## INSTRUCTIONS FOR THE TASK:
State how many lines in the listing below contain the word "Insert", with no other words.

=-=-=-=-=

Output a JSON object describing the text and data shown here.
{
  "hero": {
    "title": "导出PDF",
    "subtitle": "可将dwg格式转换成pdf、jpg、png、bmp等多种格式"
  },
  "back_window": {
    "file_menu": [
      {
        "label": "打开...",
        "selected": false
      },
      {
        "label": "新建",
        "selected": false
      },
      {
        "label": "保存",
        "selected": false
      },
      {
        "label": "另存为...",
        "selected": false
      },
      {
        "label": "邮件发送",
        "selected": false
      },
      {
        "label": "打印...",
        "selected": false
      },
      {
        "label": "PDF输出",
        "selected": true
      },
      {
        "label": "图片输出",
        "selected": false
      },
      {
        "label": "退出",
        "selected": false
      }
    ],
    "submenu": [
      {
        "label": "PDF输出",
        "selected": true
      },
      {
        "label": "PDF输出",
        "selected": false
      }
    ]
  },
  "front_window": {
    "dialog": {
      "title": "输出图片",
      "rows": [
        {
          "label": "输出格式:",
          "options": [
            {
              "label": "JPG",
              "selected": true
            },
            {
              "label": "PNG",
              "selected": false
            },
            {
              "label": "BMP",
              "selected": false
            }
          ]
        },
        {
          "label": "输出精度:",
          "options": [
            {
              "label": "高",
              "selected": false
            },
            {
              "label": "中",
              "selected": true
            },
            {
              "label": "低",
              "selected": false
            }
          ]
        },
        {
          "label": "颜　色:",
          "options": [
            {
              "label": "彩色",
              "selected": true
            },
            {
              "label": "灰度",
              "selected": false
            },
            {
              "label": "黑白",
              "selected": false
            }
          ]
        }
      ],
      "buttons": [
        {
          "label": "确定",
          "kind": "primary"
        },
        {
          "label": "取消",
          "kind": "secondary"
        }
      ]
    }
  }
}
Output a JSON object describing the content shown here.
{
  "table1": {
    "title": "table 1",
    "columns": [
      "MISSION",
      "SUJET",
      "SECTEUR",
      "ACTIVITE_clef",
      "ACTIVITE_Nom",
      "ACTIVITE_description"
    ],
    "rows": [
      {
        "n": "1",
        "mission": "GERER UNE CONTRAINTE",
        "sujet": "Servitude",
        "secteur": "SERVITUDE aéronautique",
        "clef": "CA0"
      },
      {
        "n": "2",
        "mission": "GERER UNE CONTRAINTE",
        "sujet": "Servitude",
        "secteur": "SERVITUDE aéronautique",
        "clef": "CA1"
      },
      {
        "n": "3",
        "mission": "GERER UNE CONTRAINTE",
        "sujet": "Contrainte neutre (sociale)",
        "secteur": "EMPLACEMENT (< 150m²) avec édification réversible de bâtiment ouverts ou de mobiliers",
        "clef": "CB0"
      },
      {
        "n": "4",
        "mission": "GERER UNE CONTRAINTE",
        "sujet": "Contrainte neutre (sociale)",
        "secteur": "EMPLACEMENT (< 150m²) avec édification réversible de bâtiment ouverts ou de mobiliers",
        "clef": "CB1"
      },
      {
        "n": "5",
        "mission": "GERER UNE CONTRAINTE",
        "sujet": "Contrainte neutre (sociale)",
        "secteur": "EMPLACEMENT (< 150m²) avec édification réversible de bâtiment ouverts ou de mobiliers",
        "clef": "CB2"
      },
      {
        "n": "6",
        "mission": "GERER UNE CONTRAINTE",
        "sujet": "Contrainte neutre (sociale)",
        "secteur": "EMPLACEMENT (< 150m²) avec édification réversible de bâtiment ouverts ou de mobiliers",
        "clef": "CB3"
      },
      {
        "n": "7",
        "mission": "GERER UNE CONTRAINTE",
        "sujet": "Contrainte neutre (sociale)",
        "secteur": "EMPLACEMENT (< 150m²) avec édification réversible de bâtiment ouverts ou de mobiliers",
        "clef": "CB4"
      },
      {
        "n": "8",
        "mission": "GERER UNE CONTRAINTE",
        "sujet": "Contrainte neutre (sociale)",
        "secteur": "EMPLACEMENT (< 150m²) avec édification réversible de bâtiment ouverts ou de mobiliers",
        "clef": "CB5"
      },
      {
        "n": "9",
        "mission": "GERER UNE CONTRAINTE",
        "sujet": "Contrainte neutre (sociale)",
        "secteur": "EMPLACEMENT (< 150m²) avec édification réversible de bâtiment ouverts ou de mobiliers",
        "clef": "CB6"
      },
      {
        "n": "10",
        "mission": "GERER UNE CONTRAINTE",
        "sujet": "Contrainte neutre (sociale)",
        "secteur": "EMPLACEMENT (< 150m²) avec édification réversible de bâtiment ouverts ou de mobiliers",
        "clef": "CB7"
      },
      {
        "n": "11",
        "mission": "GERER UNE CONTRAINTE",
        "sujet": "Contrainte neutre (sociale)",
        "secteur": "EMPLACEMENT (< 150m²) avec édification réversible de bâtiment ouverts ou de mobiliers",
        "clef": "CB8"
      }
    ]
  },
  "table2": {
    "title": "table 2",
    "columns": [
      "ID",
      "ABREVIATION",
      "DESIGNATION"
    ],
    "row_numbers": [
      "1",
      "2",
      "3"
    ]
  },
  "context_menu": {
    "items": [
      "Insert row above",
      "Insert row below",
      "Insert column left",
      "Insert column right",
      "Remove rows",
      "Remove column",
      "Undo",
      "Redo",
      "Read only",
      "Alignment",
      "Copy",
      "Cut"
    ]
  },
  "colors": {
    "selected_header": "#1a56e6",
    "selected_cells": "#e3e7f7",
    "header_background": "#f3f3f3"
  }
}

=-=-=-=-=

## EXERCISE RESULT:
4